Halloween originated as holiday here in the U.S. where children were encouraged to dress in a disguise or a costume, go door-to-door and ask: “Trick or treat?” The concept was for their neighbors to reward then with a treat if they would leave without any sort of trick or prank being exchanged. It must have worked as this custom is now observed around the world and not just here in the USA. However, modern life has caused some modification to this celebration.
When I was a student in primary school, our teacher periodically assigned poems for all of us to commit to memory in order to increase our comprehension of the written English language. As we were all Deaf, this assignment entailed us to not only remember the English words as they were written, but also their equivalent in our manual language: American Sign Language (ASL). For students who were either ten or maybe eleven years old, this was a very intimidating task and was not undertaken lightly.
Today marks the third Wednesday installment of a post series commemorating October as GLBTQ (gay, lesbian, bisexual, transgender, queer) Bare History Month. Once again, I remind readers that the “b” in GLBTQ represents bisexual and not bare. Every Wednesday during October a post featuring vintage (old) photographs of clothes-free men publishes here as atonement for the fact that there isn’t a Bare History Month celebrated nationally.
Being a bare practitioner (naturist/nudist) for almost my entire life, I admit that I have seen things that probably would be unbelievable to most of my faint-hearted textile (clothes wearing) acquaintances. Some may even being disgusted with such sights but I have no way of knowing what, exactly, they find disgusting: the nudity or the action. But I imagine it’s safe to think both. Narrow minds don’t tend see beyond their noses in order to pass judgment upon others.

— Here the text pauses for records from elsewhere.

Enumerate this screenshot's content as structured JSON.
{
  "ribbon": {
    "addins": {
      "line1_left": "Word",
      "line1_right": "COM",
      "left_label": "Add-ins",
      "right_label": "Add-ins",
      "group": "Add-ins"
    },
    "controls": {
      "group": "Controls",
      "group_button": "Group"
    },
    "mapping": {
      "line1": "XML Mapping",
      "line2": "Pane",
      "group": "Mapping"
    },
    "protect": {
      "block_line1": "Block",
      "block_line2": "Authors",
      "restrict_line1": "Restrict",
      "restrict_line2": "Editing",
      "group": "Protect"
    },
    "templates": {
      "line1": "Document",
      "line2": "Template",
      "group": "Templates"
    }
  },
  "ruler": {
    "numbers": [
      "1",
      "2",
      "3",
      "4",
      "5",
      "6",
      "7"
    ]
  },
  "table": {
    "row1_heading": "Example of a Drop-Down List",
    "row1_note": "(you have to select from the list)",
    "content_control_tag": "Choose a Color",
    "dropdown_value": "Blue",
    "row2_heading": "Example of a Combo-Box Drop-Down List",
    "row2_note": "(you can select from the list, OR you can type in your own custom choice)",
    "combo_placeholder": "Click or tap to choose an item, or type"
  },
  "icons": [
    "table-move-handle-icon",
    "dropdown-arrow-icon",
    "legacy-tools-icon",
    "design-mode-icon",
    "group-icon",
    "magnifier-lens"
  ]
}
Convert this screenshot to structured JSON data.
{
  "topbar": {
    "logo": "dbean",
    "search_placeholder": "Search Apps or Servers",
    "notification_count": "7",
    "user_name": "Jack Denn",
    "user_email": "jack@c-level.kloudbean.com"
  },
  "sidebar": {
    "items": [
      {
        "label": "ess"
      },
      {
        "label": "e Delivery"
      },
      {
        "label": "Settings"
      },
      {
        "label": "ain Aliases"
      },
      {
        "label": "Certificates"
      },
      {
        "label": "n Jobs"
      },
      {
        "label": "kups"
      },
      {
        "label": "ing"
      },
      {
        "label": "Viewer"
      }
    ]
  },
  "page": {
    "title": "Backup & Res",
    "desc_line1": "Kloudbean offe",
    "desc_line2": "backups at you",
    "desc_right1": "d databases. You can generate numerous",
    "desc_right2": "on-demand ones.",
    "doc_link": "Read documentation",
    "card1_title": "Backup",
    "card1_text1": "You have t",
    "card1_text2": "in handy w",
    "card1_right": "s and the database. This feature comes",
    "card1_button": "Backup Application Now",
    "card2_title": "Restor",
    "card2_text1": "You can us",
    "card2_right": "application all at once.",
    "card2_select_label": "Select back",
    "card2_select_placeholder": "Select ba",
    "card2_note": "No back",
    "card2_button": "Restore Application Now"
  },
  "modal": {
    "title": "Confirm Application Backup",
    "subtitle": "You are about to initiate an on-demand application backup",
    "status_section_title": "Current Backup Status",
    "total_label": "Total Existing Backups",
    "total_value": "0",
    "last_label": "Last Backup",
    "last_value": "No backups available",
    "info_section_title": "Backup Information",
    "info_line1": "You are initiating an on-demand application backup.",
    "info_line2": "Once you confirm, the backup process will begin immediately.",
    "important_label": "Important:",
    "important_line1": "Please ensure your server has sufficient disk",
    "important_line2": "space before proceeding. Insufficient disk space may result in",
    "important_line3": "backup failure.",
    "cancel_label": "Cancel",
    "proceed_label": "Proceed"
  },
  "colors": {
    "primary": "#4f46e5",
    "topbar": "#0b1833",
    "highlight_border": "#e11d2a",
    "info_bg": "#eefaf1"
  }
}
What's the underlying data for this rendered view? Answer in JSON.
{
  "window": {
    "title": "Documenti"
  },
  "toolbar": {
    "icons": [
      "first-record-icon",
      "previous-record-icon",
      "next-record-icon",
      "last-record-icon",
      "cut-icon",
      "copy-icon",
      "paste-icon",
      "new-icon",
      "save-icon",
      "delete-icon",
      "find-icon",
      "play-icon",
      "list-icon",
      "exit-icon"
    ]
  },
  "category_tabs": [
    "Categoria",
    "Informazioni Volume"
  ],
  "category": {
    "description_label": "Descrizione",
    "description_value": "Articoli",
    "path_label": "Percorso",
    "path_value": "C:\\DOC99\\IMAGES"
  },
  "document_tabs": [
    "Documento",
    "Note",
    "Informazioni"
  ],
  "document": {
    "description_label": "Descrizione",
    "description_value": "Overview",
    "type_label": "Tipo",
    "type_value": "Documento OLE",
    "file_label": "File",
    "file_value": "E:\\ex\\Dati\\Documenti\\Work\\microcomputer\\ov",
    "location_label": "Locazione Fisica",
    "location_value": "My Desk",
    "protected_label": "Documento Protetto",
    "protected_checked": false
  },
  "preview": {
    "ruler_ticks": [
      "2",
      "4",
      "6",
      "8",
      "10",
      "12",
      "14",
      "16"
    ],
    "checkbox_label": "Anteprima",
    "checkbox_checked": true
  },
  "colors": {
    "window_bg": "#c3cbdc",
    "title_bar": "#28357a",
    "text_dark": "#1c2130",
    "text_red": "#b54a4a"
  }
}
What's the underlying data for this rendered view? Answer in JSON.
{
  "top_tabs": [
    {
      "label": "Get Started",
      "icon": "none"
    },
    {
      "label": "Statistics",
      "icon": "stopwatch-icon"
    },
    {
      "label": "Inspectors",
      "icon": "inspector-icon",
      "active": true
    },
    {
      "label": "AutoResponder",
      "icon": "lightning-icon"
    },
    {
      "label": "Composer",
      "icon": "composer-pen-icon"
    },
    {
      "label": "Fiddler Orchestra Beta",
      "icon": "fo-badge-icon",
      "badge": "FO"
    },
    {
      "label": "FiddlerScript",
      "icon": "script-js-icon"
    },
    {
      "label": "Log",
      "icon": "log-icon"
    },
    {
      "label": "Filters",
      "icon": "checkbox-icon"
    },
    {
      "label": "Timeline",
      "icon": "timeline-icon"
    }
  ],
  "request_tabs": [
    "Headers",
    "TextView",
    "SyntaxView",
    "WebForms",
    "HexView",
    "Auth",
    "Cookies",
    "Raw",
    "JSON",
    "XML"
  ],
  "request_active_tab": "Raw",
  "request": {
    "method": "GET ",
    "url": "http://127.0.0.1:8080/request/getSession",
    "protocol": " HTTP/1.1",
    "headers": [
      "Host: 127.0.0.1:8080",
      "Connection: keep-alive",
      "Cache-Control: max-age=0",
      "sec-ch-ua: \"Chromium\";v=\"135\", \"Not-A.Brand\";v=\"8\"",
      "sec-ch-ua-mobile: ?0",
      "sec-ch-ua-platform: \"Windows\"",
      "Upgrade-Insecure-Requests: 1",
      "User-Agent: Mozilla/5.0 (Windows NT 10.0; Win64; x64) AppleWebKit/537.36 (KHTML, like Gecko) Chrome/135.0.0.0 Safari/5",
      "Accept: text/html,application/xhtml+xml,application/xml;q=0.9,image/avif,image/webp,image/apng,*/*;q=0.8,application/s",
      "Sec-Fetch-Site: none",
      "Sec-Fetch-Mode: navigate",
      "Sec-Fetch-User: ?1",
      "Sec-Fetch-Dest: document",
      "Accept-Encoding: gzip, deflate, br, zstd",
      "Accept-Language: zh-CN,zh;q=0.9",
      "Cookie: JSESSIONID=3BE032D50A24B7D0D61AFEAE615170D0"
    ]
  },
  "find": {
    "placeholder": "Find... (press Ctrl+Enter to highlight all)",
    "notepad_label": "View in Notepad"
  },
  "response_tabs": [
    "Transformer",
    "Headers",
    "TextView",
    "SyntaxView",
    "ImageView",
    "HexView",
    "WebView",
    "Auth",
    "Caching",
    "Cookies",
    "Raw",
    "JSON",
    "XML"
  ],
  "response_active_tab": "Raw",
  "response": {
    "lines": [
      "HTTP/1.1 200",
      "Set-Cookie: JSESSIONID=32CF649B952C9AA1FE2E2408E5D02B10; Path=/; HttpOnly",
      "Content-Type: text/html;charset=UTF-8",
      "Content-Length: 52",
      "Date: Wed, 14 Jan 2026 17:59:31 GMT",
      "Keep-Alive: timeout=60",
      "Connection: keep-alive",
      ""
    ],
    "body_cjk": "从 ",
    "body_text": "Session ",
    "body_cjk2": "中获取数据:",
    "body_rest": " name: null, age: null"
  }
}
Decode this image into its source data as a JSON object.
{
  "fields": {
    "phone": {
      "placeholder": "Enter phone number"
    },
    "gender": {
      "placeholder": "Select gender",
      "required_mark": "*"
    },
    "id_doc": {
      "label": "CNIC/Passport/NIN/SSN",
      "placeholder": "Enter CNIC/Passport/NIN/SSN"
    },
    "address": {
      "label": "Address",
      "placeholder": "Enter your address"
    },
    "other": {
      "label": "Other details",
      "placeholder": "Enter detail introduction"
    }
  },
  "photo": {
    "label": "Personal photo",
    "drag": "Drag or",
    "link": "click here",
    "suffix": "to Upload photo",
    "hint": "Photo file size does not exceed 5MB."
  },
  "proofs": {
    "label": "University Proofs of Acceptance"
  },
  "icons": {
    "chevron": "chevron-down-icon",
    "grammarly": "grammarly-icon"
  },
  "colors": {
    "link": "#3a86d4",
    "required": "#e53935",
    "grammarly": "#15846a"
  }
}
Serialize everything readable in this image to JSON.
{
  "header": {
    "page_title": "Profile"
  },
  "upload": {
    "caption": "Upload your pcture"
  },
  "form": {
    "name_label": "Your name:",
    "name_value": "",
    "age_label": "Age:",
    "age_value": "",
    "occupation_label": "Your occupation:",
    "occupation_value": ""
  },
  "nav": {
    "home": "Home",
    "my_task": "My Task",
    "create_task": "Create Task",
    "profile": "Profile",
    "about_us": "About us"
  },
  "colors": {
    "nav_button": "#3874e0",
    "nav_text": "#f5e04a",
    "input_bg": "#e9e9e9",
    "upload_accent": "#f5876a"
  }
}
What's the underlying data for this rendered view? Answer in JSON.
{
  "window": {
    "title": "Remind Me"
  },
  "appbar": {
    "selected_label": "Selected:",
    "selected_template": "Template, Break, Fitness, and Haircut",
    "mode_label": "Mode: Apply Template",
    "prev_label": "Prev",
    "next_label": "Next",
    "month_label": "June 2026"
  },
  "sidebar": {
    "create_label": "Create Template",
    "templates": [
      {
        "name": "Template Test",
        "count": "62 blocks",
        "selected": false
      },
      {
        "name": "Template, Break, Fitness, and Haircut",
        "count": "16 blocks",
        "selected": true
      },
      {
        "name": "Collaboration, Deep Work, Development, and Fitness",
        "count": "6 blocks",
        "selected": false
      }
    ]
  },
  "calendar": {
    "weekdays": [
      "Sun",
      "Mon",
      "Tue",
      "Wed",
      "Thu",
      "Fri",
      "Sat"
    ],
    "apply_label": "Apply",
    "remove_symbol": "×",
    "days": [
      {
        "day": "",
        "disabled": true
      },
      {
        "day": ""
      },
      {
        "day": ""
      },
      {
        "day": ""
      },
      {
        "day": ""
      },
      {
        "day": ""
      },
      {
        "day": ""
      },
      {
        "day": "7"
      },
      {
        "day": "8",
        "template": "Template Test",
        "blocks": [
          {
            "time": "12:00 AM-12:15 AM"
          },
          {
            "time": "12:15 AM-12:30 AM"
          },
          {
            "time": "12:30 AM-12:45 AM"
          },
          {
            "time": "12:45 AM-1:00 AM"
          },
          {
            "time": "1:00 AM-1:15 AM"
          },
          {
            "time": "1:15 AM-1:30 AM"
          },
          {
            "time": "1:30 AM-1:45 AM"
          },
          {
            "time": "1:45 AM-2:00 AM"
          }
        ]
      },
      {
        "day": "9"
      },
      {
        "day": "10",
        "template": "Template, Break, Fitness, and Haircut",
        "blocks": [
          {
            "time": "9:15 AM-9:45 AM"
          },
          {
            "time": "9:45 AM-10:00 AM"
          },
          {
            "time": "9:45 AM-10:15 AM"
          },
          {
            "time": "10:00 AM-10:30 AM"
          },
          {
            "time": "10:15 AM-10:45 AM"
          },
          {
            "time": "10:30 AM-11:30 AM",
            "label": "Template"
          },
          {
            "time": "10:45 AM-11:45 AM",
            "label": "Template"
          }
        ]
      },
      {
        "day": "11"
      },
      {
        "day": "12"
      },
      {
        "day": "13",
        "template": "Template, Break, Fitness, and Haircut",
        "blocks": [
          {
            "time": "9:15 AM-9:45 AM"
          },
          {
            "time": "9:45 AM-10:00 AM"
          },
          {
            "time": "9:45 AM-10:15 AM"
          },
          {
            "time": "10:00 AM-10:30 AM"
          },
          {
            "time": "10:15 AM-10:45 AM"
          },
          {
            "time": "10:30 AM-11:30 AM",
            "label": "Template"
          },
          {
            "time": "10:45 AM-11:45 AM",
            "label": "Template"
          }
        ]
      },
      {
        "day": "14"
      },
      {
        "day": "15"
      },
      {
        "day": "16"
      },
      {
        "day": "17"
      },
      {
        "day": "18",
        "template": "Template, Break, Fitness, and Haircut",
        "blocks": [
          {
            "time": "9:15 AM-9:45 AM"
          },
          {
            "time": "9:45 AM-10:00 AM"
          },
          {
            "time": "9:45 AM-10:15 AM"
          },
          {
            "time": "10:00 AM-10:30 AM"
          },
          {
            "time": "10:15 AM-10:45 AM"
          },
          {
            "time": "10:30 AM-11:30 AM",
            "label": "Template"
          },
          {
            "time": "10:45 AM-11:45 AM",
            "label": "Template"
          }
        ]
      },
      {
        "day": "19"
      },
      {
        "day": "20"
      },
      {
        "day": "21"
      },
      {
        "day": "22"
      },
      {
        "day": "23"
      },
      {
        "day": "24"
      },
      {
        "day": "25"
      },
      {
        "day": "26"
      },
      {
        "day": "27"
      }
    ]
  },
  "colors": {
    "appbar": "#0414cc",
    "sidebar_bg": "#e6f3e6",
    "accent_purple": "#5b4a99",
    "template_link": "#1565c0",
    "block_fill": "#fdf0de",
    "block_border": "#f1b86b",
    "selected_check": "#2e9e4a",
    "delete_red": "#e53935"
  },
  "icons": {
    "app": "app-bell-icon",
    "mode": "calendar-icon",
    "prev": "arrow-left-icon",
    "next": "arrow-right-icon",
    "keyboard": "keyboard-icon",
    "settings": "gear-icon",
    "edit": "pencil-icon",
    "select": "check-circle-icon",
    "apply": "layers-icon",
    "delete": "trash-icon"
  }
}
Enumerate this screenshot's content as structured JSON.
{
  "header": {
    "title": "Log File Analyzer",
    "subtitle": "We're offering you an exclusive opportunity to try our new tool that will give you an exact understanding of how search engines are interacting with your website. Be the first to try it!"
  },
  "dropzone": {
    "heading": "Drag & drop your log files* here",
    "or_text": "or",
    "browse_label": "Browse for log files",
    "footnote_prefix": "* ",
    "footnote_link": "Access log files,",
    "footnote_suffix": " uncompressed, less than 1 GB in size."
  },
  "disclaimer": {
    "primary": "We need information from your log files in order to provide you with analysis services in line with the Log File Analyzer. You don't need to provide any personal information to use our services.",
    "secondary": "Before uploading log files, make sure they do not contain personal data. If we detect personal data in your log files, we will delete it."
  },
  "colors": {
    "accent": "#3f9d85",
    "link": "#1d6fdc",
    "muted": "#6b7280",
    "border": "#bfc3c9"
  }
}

All of us, no matter how self-confidant we are, have experienced a moment, or longer, of doubt or indecision. For some unknown reason, our self-assurance leaves us in a void of what do I do now? It makes no difference whether or not we are committed bare practitioners (naturists/nudists) or committed clothing wearers. This questioning of our beliefs, practices or habits, at least in my humble perspective, is a good quality that serves to re-affirm our dedication or leads us into different pursuits.
Today’s post marks the second installment of posts commemorating October as GLBTQ (gay, lesbian, bisexual, transgender, queer) Bare History Month. I’d like to remind readers that the “B” in GLBTQ stands for bisexual and not bare. Every Wednesday during October a post featuring vintage (old) photographs of bare men will publish here on ReNude Pride as atonement for the fact that there is not a Bare History Month celebrated nationally.
No matter how confidant any of us be about any aspect of our lives, there will always come the time when we need a little support from those around us. It’s just human nature. We who are bare practitioners (naturists/nudists) are no different from the general population in this regard. We may be able to freely remove our clothing without guilt or shame when in the presence of others, however, we’re unable to discard our humanity.